• **Source material**
-- Opening Marker --
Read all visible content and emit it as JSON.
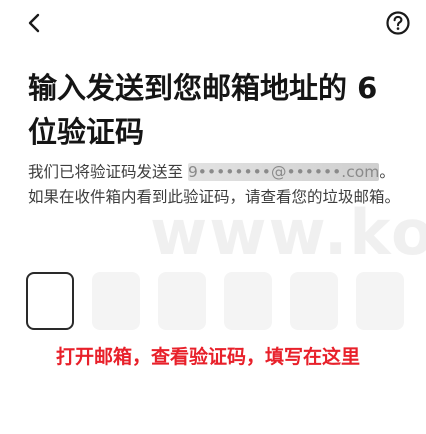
{
  "header": {
    "back_icon": "chevron-left-icon",
    "help_icon": "question-circle-icon"
  },
  "watermark": {
    "text": "www.koopuu.com"
  },
  "title": "输入发送到您邮箱地址的 6 位验证码",
  "description": {
    "before_email": "我们已将验证码发送至 ",
    "email_masked": "9••••••••@••••••.com",
    "after_email": "。如果在收件箱内看到此验证码，请查看您的垃圾邮箱。"
  },
  "code_input": {
    "length": 6,
    "active_index": 0,
    "values": [
      "",
      "",
      "",
      "",
      "",
      ""
    ]
  },
  "annotation": {
    "text": "打开邮箱，查看验证码，填写在这里",
    "color": "#e8202a"
  }
}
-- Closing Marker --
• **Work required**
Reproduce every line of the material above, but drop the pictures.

• **Reply to the exercise**
Read all visible content and emit it as JSON.
{
  "header": {
    "back_icon": "chevron-left-icon",
    "help_icon": "question-circle-icon"
  },
  "watermark": {
    "text": "www.koopuu.com"
  },
  "title": "输入发送到您邮箱地址的 6 位验证码",
  "description": {
    "before_email": "我们已将验证码发送至 ",
    "email_masked": "9••••••••@••••••.com",
    "after_email": "。如果在收件箱内看到此验证码，请查看您的垃圾邮箱。"
  },
  "code_input": {
    "length": 6,
    "active_index": 0,
    "values": [
      "",
      "",
      "",
      "",
      "",
      ""
    ]
  },
  "annotation": {
    "text": "打开邮箱，查看验证码，填写在这里",
    "color": "#e8202a"
  }
}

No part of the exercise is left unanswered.